WHAT THE TASK ASKS » Give every line of the material back exactly, images removed.

INPUT »
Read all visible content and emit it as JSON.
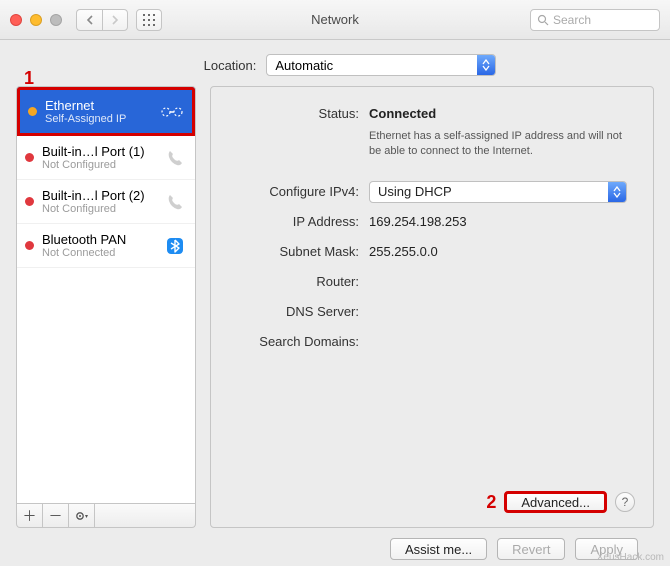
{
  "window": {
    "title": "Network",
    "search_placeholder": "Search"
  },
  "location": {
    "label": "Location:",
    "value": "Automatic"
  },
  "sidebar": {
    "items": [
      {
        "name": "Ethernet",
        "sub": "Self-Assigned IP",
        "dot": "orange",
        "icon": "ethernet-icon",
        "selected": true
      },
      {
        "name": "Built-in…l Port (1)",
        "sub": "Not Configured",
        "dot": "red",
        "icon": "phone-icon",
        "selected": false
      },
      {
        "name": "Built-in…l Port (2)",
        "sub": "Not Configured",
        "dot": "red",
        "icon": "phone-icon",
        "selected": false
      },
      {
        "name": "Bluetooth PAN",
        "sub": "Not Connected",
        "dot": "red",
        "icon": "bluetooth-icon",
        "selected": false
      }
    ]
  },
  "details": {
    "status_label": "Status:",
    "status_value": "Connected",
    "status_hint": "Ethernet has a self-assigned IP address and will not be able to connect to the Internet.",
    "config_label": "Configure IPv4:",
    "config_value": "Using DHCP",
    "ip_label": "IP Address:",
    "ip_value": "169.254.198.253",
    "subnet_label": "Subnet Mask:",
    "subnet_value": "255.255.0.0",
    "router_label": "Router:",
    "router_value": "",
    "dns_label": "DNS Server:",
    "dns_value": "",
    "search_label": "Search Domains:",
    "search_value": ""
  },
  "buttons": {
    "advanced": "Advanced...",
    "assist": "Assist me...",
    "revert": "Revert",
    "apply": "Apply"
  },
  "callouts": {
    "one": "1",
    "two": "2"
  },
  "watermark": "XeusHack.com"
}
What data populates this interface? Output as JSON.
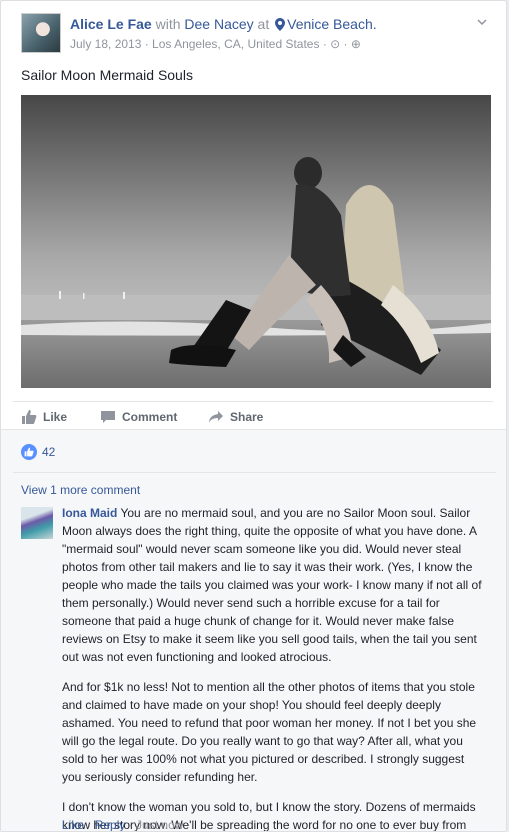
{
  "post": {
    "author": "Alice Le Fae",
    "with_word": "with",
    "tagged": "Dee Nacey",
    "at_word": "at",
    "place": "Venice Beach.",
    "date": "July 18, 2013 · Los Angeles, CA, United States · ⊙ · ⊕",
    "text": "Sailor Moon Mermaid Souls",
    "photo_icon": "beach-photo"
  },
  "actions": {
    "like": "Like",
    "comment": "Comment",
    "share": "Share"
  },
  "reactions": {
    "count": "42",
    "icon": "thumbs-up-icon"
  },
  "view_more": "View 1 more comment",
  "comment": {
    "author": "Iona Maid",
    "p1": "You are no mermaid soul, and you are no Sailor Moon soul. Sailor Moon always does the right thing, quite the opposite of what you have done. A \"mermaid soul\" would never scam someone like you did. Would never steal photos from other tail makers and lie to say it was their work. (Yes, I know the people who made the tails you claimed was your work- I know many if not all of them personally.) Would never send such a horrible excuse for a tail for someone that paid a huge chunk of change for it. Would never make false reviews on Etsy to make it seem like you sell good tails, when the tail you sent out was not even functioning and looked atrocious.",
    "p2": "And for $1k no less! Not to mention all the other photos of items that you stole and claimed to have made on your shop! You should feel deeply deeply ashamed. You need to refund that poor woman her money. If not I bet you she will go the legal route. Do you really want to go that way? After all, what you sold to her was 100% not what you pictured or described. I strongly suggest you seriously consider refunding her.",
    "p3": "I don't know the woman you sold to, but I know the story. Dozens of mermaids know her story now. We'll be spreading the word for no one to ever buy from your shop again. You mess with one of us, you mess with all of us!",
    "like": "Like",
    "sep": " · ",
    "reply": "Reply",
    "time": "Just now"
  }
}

RESPONSE AREA »
Read all visible content and emit it as JSON.
{
  "window": {
    "title": "Network",
    "search_placeholder": "Search"
  },
  "location": {
    "label": "Location:",
    "value": "Automatic"
  },
  "sidebar": {
    "items": [
      {
        "name": "Ethernet",
        "sub": "Self-Assigned IP",
        "dot": "orange",
        "icon": "ethernet-icon",
        "selected": true
      },
      {
        "name": "Built-in…l Port (1)",
        "sub": "Not Configured",
        "dot": "red",
        "icon": "phone-icon",
        "selected": false
      },
      {
        "name": "Built-in…l Port (2)",
        "sub": "Not Configured",
        "dot": "red",
        "icon": "phone-icon",
        "selected": false
      },
      {
        "name": "Bluetooth PAN",
        "sub": "Not Connected",
        "dot": "red",
        "icon": "bluetooth-icon",
        "selected": false
      }
    ]
  },
  "details": {
    "status_label": "Status:",
    "status_value": "Connected",
    "status_hint": "Ethernet has a self-assigned IP address and will not be able to connect to the Internet.",
    "config_label": "Configure IPv4:",
    "config_value": "Using DHCP",
    "ip_label": "IP Address:",
    "ip_value": "169.254.198.253",
    "subnet_label": "Subnet Mask:",
    "subnet_value": "255.255.0.0",
    "router_label": "Router:",
    "router_value": "",
    "dns_label": "DNS Server:",
    "dns_value": "",
    "search_label": "Search Domains:",
    "search_value": ""
  },
  "buttons": {
    "advanced": "Advanced...",
    "assist": "Assist me...",
    "revert": "Revert",
    "apply": "Apply"
  },
  "callouts": {
    "one": "1",
    "two": "2"
  },
  "watermark": "XeusHack.com"
}
What data populates this interface? Output as JSON.
{
  "post": {
    "author": "Alice Le Fae",
    "with_word": "with",
    "tagged": "Dee Nacey",
    "at_word": "at",
    "place": "Venice Beach.",
    "date": "July 18, 2013 · Los Angeles, CA, United States · ⊙ · ⊕",
    "text": "Sailor Moon Mermaid Souls",
    "photo_icon": "beach-photo"
  },
  "actions": {
    "like": "Like",
    "comment": "Comment",
    "share": "Share"
  },
  "reactions": {
    "count": "42",
    "icon": "thumbs-up-icon"
  },
  "view_more": "View 1 more comment",
  "comment": {
    "author": "Iona Maid",
    "p1": "You are no mermaid soul, and you are no Sailor Moon soul. Sailor Moon always does the right thing, quite the opposite of what you have done. A \"mermaid soul\" would never scam someone like you did. Would never steal photos from other tail makers and lie to say it was their work. (Yes, I know the people who made the tails you claimed was your work- I know many if not all of them personally.) Would never send such a horrible excuse for a tail for someone that paid a huge chunk of change for it. Would never make false reviews on Etsy to make it seem like you sell good tails, when the tail you sent out was not even functioning and looked atrocious.",
    "p2": "And for $1k no less! Not to mention all the other photos of items that you stole and claimed to have made on your shop! You should feel deeply deeply ashamed. You need to refund that poor woman her money. If not I bet you she will go the legal route. Do you really want to go that way? After all, what you sold to her was 100% not what you pictured or described. I strongly suggest you seriously consider refunding her.",
    "p3": "I don't know the woman you sold to, but I know the story. Dozens of mermaids know her story now. We'll be spreading the word for no one to ever buy from your shop again. You mess with one of us, you mess with all of us!",
    "like": "Like",
    "sep": " · ",
    "reply": "Reply",
    "time": "Just now"
  }
}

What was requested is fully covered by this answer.